Your brand’s point of view is where you add an essential design rule or element that makes your content yours. And when it’s unique and repeated over time, you become unmistakable to your audience. You can implement this point of view as part of a seasonal campaign, or an everlasting brand staple.
The Content Marketing Formula in Action!
Of course, the best way to learn and retain something is to see it in practice. I’m sharing some examples from a brand that I think gets the content formula — SoulCycle. As shown by the content types I shared above, you can apply the content formula beyond social media, but I’m primarily focusing on SoulCycle’s Instagram posts.
Before we dive in, let’s establish SoulCycle’s color palette. They use white and yellow with touches of black and gray. They also use the timeless typeface, Helvetica, for all of their branding. You’ll notice how they extend these colors and font treatments to create refreshing content that still feels connected.
I love SoulCycle’s twist on inspirational posts with this content theme. Instead of posting overdone, motivational platitudes, they build community by sharing original quotes from their own instructors.
With this theme, SoulCycle found a refreshing way to inject humor and motivation into their feed. Rather than putting static text on a plain background, they delight their follows with eye-catching iPhone notification simulations.
There’s no better way to connect with your audience than to share content that is relatable. SoulCycle taps into this by leaning on authentic tweets and comments from their own members. Here is a content theme based on user-generated content (UGC).
Connection + Images + Heartfelt Letters from the CEO
SoulCycle has implemented many campaigns to unify their audience — I always look forward to their annual Pride campaign which champions diversity as one of their values. But SoulCycle also humanizes their brand by frequently sharing letters from their CEO, Melanie Whelan, on Instagram, their website, via email, etc. She writes to introduce campaigns, express gratitude for company milestones, celebrate holidays, and even address controversy.
Educational + Long-Form Blog Posts + 360 Degree Style
While you can definitely develop educational content on social media, a blog on your website is one of the most powerful ways to add value for your audience. SoulCycle’s blog is multi-dimensional with categories focused on inspiration, food, wellness, art, and style.
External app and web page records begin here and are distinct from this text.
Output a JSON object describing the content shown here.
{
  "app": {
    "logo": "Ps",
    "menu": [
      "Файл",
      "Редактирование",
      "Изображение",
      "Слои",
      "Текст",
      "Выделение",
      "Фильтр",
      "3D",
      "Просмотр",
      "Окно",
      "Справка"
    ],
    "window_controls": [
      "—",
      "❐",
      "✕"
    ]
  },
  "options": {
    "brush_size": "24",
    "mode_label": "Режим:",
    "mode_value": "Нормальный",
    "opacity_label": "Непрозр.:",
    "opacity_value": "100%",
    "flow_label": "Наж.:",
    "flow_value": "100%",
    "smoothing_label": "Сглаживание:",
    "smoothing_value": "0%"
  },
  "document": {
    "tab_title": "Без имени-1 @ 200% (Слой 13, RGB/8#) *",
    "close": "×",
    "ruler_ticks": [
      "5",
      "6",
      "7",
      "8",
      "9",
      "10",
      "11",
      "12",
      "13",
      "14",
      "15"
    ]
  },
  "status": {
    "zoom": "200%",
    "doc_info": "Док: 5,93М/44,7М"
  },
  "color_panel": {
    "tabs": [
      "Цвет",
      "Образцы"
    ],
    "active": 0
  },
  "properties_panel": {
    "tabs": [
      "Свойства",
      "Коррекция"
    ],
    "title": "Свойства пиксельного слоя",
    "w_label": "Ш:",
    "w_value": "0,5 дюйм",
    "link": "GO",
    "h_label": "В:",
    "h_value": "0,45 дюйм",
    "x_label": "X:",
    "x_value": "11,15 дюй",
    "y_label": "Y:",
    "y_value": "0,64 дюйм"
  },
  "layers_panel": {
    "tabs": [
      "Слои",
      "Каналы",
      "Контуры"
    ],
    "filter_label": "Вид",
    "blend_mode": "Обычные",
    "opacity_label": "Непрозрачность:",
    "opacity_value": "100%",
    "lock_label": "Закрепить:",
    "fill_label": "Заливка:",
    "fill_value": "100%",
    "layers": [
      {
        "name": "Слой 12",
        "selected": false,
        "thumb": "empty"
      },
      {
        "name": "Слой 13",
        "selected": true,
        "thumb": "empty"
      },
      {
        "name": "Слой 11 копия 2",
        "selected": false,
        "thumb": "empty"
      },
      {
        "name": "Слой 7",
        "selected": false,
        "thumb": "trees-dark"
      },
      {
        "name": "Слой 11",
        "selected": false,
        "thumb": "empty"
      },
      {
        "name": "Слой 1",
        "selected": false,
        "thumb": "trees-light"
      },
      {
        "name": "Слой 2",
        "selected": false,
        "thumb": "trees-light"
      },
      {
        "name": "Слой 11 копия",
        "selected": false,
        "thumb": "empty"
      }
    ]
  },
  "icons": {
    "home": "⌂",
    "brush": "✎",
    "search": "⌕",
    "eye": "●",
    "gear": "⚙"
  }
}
The SoulStyle section is my favorite, as they do not solely focus on promoting SoulCycle’s retail line. Rather than shouting promotions or push the hard sell, SoulCycle chooses to serve their audience. This blog category offers helpful advice on everything from seasonal fashion, skincare products, haircare, travel, and gift ideas.
Promotional + Short-Form Video + Animated New Studio Teasers
As SoulCycle expands, they build excitement on Instagram with animated teasers announcing their new studios coming soon. While they promote a new studio, they also serve as special shout-outs to cities and their residents and future members. These posts create camaraderie before they even open their doors.
A content marketing strategy is much easier to execute when you have a plan. Once you take the time to develop these themes using the content formula, they will become the gifts that keep on giving! They lay a foundation that fosters connection, brand awareness, and value, while also lending themselves to reinvention over time.
Start looking at brands you follow to see if you can identify their own application of the content formula. Then, try implementing it yourself!
READ MORE: Before you can add value for your audience, you need to know what is valuable to them. Use my empathy map template to learn more about your target!